9 Struggles Of A Non-Quebecer Moving To Montreal
#6 Montreal protests everything.
You have just arrived in the paradise that is Montreal. For many coming from outside of Quebec it will come with a fair helping of culture shock adjusting to a city that is in many ways very different from the rest of the continent. You could be forgiven for thinking that you had moved to another country all together because settling into life in Montreal means adapting to the struggles that your mind will face on a daily basis as you compare your new utopia to your old home.
Here are some of the top "struggles" that out of towners will notice upon arrival.
1. Beer is crazy cheap
If you're from anywhere else in Canada you will be likely find yourself at the dep just about every day because beer is so cheap. Many supermarkets and dépanneurs have excellent varieties of beer for sale and bars often have pitchers on special for reduced rates. Drink up.
2. Bars are open late
A lot of people move to Montreal from cities like Toronto and Vancouver and are pleasantly surprised to discover that the city's nightly activities wrap up much later than back home. Bars close at 3am but there are many underground venues and clubs that stay open all night to indulge those who don't really feel the need to sleep.
3. Drinking in public is basically legal
What better summer activity than a picnic? The rules around public drinking in Montreal are a tad foggy and it is generally acceptable to have booze with you as long as you're also having food. As a result summer sees parks transformed into wonderful picnic grounds where you can enjoy a cold one (or many) with that gourmet poutine.
Photo cred - monty
4. Strip Clubs
Let's face it, Montreal has a ton of strip clubs. If you're into that that type of entertainment then you've come to the right place as just about every major street in the city proper features a collection of clubs to suite even the most discerning tastes. Many of the city's strip clubs are conveniently located next to grocery stores, cafes and other places that you will frequent during the week so you will never be at a loss to discover new spots.
5. Rent is dirt cheap
Montreal is a cheap city to live in. It is legitimately feasible to survive on $1000 a month and that is largely thanks to rental prices that are much lower than many other major cities in North America. Artists are able to exist here in such large numbers in part because a full time reliable income is not necessary just to pay for the essentials. People arriving from Toronto or Vancouver can basically expect to cut their rental costs in half while also getting more space for the price.

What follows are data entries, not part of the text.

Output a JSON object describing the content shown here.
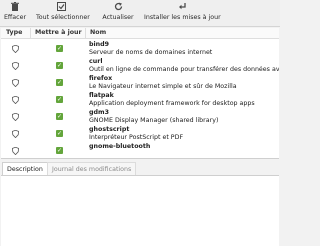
{
  "toolbar": {
    "clear": {
      "label": "Effacer",
      "icon": "trash-icon"
    },
    "select_all": {
      "label": "Tout sélectionner",
      "icon": "select-all-icon"
    },
    "refresh": {
      "label": "Actualiser",
      "icon": "refresh-icon"
    },
    "install": {
      "label": "Installer les mises à jour",
      "icon": "install-icon"
    }
  },
  "table": {
    "columns": {
      "type": "Type",
      "update": "Mettre à jour",
      "name": "Nom"
    },
    "rows": [
      {
        "name": "bind9",
        "description": "Serveur de noms de domaines internet",
        "checked": true
      },
      {
        "name": "curl",
        "description": "Outil en ligne de commande pour transférer des données avec une syntaxe URL",
        "checked": true
      },
      {
        "name": "firefox",
        "description": "Le Navigateur internet simple et sûr de Mozilla",
        "checked": true
      },
      {
        "name": "flatpak",
        "description": "Application deployment framework for desktop apps",
        "checked": true
      },
      {
        "name": "gdm3",
        "description": "GNOME Display Manager (shared library)",
        "checked": true
      },
      {
        "name": "ghostscript",
        "description": "Interpréteur PostScript et PDF",
        "checked": true
      },
      {
        "name": "gnome-bluetooth",
        "description": "",
        "checked": true
      }
    ]
  },
  "tabs": [
    "Description",
    "Journal des modifications"
  ],
  "colors": {
    "checkbox": "#63a53b"
  }
}
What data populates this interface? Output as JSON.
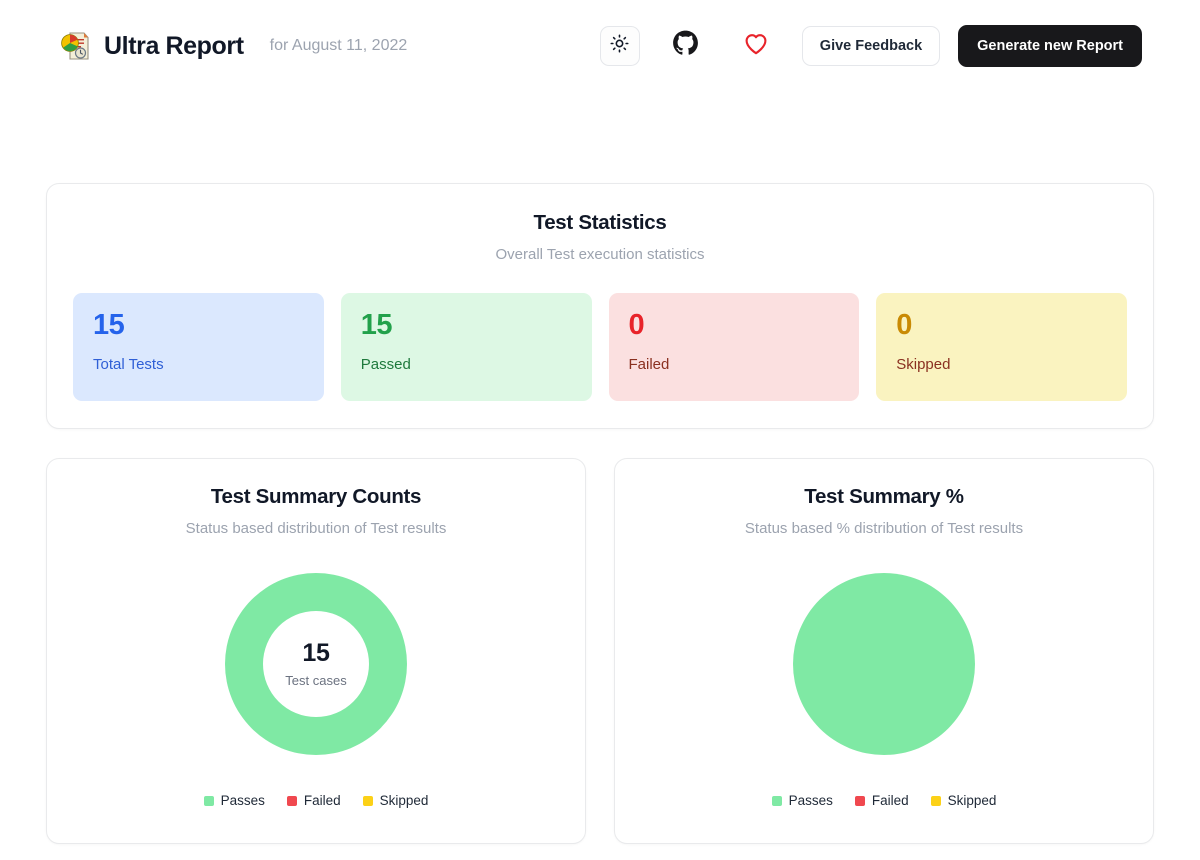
{
  "header": {
    "logo_icon": "pie-chart-report-icon",
    "title": "Ultra Report",
    "subtitle": "for August 11, 2022",
    "theme_toggle_icon": "sun-icon",
    "github_icon": "github-icon",
    "heart_icon": "heart-icon",
    "feedback_label": "Give Feedback",
    "generate_label": "Generate new Report"
  },
  "stats": {
    "title": "Test Statistics",
    "subtitle": "Overall Test execution statistics",
    "items": [
      {
        "value": "15",
        "label": "Total Tests",
        "bg": "#dbe8fe",
        "value_color": "#2563eb"
      },
      {
        "value": "15",
        "label": "Passed",
        "bg": "#ddf8e4",
        "value_color": "#22a14b"
      },
      {
        "value": "0",
        "label": "Failed",
        "bg": "#fbe0e0",
        "value_color": "#e8232a"
      },
      {
        "value": "0",
        "label": "Skipped",
        "bg": "#faf3c0",
        "value_color": "#c98a04"
      }
    ]
  },
  "counts_chart": {
    "title": "Test Summary Counts",
    "subtitle": "Status based distribution of Test results",
    "center_value": "15",
    "center_caption": "Test cases",
    "legend": [
      {
        "label": "Passes",
        "color": "#7fe9a4"
      },
      {
        "label": "Failed",
        "color": "#f0484f"
      },
      {
        "label": "Skipped",
        "color": "#fcd117"
      }
    ]
  },
  "percent_chart": {
    "title": "Test Summary %",
    "subtitle": "Status based % distribution of Test results",
    "legend": [
      {
        "label": "Passes",
        "color": "#7fe9a4"
      },
      {
        "label": "Failed",
        "color": "#f0484f"
      },
      {
        "label": "Skipped",
        "color": "#fcd117"
      }
    ]
  },
  "chart_data": [
    {
      "type": "pie",
      "title": "Test Summary Counts",
      "subtitle": "Status based distribution of Test results",
      "variant": "donut",
      "center_label": "15",
      "center_sublabel": "Test cases",
      "labels": [
        "Passes",
        "Failed",
        "Skipped"
      ],
      "values": [
        15,
        0,
        0
      ],
      "colors": [
        "#7fe9a4",
        "#f0484f",
        "#fcd117"
      ],
      "legend_position": "bottom",
      "total": 15
    },
    {
      "type": "pie",
      "title": "Test Summary %",
      "subtitle": "Status based % distribution of Test results",
      "variant": "pie",
      "labels": [
        "Passes",
        "Failed",
        "Skipped"
      ],
      "values": [
        100,
        0,
        0
      ],
      "unit": "%",
      "colors": [
        "#7fe9a4",
        "#f0484f",
        "#fcd117"
      ],
      "legend_position": "bottom",
      "total": 100
    }
  ]
}
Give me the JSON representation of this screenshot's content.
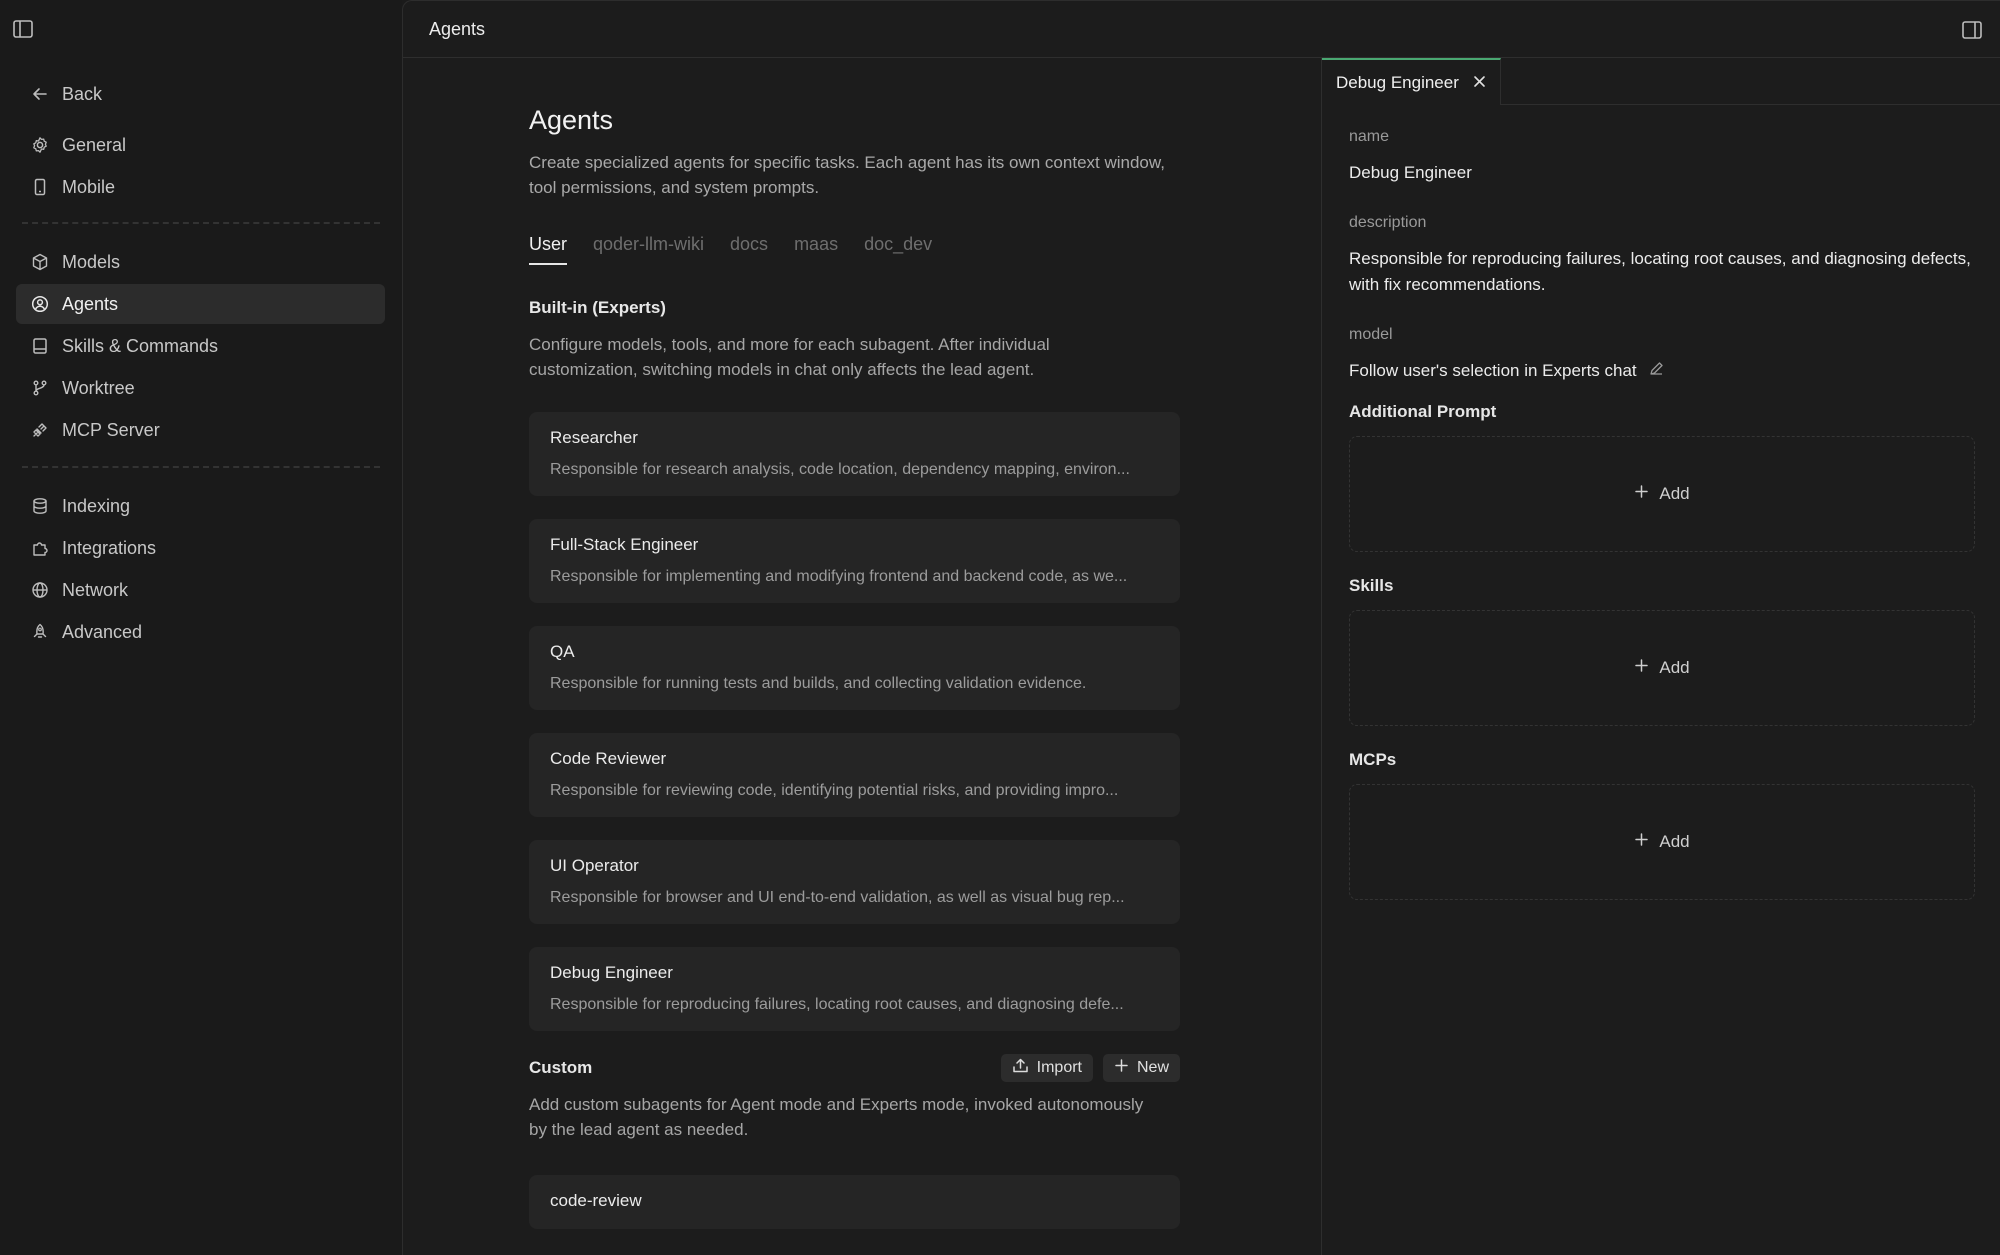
{
  "sidebar": {
    "back_label": "Back",
    "items": [
      {
        "label": "General",
        "icon": "gear-icon"
      },
      {
        "label": "Mobile",
        "icon": "mobile-icon"
      },
      {
        "label": "Models",
        "icon": "cube-icon"
      },
      {
        "label": "Agents",
        "icon": "agent-icon"
      },
      {
        "label": "Skills & Commands",
        "icon": "book-icon"
      },
      {
        "label": "Worktree",
        "icon": "branch-icon"
      },
      {
        "label": "MCP Server",
        "icon": "plug-icon"
      },
      {
        "label": "Indexing",
        "icon": "database-icon"
      },
      {
        "label": "Integrations",
        "icon": "puzzle-icon"
      },
      {
        "label": "Network",
        "icon": "globe-icon"
      },
      {
        "label": "Advanced",
        "icon": "rocket-icon"
      }
    ],
    "active": "Agents"
  },
  "topbar": {
    "title": "Agents"
  },
  "main": {
    "title": "Agents",
    "description": "Create specialized agents for specific tasks. Each agent has its own context window, tool permissions, and system prompts.",
    "tabs": [
      "User",
      "qoder-llm-wiki",
      "docs",
      "maas",
      "doc_dev"
    ],
    "active_tab": "User",
    "builtin": {
      "title": "Built-in (Experts)",
      "description": "Configure models, tools, and more for each subagent. After individual customization, switching models in chat only affects the lead agent.",
      "agents": [
        {
          "name": "Researcher",
          "desc": "Responsible for research analysis, code location, dependency mapping, environ..."
        },
        {
          "name": "Full-Stack Engineer",
          "desc": "Responsible for implementing and modifying frontend and backend code, as we..."
        },
        {
          "name": "QA",
          "desc": "Responsible for running tests and builds, and collecting validation evidence."
        },
        {
          "name": "Code Reviewer",
          "desc": "Responsible for reviewing code, identifying potential risks, and providing impro..."
        },
        {
          "name": "UI Operator",
          "desc": "Responsible for browser and UI end-to-end validation, as well as visual bug rep..."
        },
        {
          "name": "Debug Engineer",
          "desc": "Responsible for reproducing failures, locating root causes, and diagnosing defe..."
        }
      ]
    },
    "custom": {
      "title": "Custom",
      "import_label": "Import",
      "new_label": "New",
      "description": "Add custom subagents for Agent mode and Experts mode, invoked autonomously by the lead agent as needed.",
      "agents": [
        {
          "name": "code-review"
        }
      ]
    }
  },
  "detail": {
    "tab_label": "Debug Engineer",
    "name_label": "name",
    "name_value": "Debug Engineer",
    "description_label": "description",
    "description_value": "Responsible for reproducing failures, locating root causes, and diagnosing defects, with fix recommendations.",
    "model_label": "model",
    "model_value": "Follow user's selection in Experts chat",
    "additional_prompt_title": "Additional Prompt",
    "skills_title": "Skills",
    "mcps_title": "MCPs",
    "add_label": "Add"
  }
}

Montreal houses generally have a lot of "character" but that usually just adds to the charm.
6. Montreal protests everything
The ongoing student and anti austerity protests are a poignant reminder that people in Montreal are passionate about social issues and are not afraid to voice their opinions. Taking part in a large scale public demonstration is pretty much a right of passage for living here because the generally peaceful nature of protests in the city invites anyone and everyone to take part. Frequent displays of protest are effective and have lead to legislative change in many instances. Newcomers may be taken aback by the shear number of demonstrations in any given year but one can't deny that it is refreshing to see a citizenry that is so engaged with important issues.
7. Music and art are everywhere
Montreal is a city of art in all four seasons. Beautiful murals are visible on just about every building and outdoor pianos are a staple of the summer season. Busking is legal in many places without a permit and the number of bars that offer live music is staggering. Fireworks at La Ronde and ever changing installations at Place des Arts allow anyone to view for free while walking around. For anyone serious about formal art, the Musée des beaux-arts de Montréal offers a year's membership to residents at the unbelievably low price of $30.
8. There are festivals for everything
Every month in Montreal there are multiple festivals celebrating everything from music to food to yoga and just about anything else. The city boasts massive amounts of public space dedicated to the arts and there are also a staggering number of private spaces offering creative exhibitions. Chances are if you live in Montreal and have a hobby or significant interest there is a festival for it. There is even a website dedicated just to listing the ever increasing number of festivals that take place year round.
Photo cred - Anita Hart
9. No security deposits
A shock to many newcomers, landlords cannot legally charge security deposits in Québec. It's always a pain to come up with security deposits while coordinating all of the other million steps involved in a move so newcomers can rest a little easier knowing that they don't have to fork over a bunch of dough up front. The flip side of not having security deposits is that many buildings in Montreal are in less than picturesque condition but the low rental costs definitely make up for it.